Most media have missed the most important aspect of Rep. Cynthia McKinney's alleged assault on a Capitol policeman.
However this plays out legally, and whatever McKinney, D-Ga., may have belatedly offered by way of an apology, she will probably lose her re-election bid this November.
"What?" I can hear the incredulous cry from Washington's expert observers.
"That's insane," they're saying. "She has a heavily weighted African-American district that votes overwhelmingly Democratic!"
True, but let's not forget that she also lost a re-election race in 2002 for similar -- but ultimately less serious -- reasons.
Back then, InsiderAdvantage released a poll that suggested McKinney would lose to a little-known local judge by the name of Denise Majette.
The poll, which came out well before that Democratic primary contest, was doubted by the most seasoned of national and state political experts. But it was correct.
Here's what happened in 2002, and how something like a refrain of that story will probably play out again this year.

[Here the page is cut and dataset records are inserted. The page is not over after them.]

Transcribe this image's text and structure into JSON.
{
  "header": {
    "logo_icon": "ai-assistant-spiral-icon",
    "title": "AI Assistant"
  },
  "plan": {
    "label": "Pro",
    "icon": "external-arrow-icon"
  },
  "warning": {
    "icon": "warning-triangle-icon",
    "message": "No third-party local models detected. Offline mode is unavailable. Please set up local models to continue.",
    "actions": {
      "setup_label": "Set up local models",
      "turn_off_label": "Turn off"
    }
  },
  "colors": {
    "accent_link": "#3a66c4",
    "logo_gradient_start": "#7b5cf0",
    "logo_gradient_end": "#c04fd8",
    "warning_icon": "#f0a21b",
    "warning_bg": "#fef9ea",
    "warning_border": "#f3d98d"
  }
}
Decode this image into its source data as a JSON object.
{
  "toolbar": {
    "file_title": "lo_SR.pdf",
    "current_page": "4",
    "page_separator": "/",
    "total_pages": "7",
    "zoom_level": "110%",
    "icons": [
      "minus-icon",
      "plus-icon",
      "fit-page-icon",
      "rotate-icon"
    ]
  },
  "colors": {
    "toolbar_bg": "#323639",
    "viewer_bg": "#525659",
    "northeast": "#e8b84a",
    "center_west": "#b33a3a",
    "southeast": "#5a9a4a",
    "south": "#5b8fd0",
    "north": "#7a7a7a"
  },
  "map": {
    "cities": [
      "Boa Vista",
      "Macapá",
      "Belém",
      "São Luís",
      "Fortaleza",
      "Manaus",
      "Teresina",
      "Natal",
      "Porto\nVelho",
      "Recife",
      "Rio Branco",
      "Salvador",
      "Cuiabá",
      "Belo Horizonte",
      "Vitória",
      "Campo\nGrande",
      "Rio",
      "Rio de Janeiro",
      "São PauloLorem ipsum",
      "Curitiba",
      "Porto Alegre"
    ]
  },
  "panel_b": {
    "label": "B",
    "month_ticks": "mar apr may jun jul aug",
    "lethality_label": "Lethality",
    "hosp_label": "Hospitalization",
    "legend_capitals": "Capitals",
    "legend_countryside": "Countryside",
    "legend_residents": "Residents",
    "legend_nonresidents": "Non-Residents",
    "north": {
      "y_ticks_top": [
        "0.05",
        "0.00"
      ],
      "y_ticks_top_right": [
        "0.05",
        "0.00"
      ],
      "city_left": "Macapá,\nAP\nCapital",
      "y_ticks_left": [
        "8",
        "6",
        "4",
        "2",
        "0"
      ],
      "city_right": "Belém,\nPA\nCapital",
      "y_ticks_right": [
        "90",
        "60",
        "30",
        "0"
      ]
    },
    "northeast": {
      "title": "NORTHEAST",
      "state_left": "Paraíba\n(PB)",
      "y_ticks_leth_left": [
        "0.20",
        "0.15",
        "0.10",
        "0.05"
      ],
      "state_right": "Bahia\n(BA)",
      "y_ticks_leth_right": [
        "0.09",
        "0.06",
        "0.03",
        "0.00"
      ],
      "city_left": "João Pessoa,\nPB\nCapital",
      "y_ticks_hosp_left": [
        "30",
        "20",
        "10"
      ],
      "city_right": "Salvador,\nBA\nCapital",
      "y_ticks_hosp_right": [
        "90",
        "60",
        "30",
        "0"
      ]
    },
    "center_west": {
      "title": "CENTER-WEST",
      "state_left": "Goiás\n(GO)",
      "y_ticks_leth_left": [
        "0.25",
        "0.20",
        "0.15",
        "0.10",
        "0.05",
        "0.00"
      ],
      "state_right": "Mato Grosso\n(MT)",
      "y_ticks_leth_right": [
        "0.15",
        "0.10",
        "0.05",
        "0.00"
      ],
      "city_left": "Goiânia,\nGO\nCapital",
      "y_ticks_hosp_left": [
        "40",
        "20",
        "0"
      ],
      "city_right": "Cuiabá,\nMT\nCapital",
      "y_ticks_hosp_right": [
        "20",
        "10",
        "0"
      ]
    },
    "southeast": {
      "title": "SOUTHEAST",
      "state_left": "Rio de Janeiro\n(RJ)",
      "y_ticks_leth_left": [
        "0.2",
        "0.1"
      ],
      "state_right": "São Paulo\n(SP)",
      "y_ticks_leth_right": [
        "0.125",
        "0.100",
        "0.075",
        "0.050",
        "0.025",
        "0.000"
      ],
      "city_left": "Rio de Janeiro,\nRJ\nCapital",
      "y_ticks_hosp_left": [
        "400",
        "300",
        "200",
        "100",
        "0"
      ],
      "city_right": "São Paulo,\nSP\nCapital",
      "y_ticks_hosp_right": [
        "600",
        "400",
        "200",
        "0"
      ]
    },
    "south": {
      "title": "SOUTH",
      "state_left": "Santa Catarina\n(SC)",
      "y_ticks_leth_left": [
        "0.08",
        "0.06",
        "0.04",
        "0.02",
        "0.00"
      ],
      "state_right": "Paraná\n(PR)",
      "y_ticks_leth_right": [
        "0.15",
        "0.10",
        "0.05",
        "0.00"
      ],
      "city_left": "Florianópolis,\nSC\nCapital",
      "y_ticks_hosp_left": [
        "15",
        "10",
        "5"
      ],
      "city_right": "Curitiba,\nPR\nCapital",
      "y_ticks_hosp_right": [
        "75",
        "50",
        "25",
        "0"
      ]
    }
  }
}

In 2002, McKinney made post-9/11 comments that irritated many otherwise liberal Democrats in her district, black and white. She said more or less that President George W. Bush had known the terrorist attacks would happen before they did.
Her ties to the Islamic community, including significant campaign donations from Islamic business leaders, only heightened concerns about her.
It helped Majette in her upset bid that she was an appealing candidate, and African American herself. It was easier for her than it would have been for many others to peel away a certain fragment of the congressional district's black voters from McKinney.
Critically, our early poll indicated a coming crossover vote: Independents and even some Republicans who lived in the northernmost (read: whitest) sections of the district had decided to forego voting in the GOP primary for governor and instead vote in the Democratic primary. Their motive was to defeat Cynthia McKinney, and they did.
For some inexplicable reason, Majette served only one term in Congress before trying a run for U.S. Senate. She lost badly to one of the state's Republican stars, Johnny Isakson.
Make no mistake, McKinney will be up against the same election dynamics when the Georgia Democratic primary is held this summer. It's likely -- though not yet official -- that another appealing black candidate, a county commissioner from the heart of the district, is set to oppose her.
Independent and Republican voters in this district will have few temptations to "stay home" and vote in the GOP primary.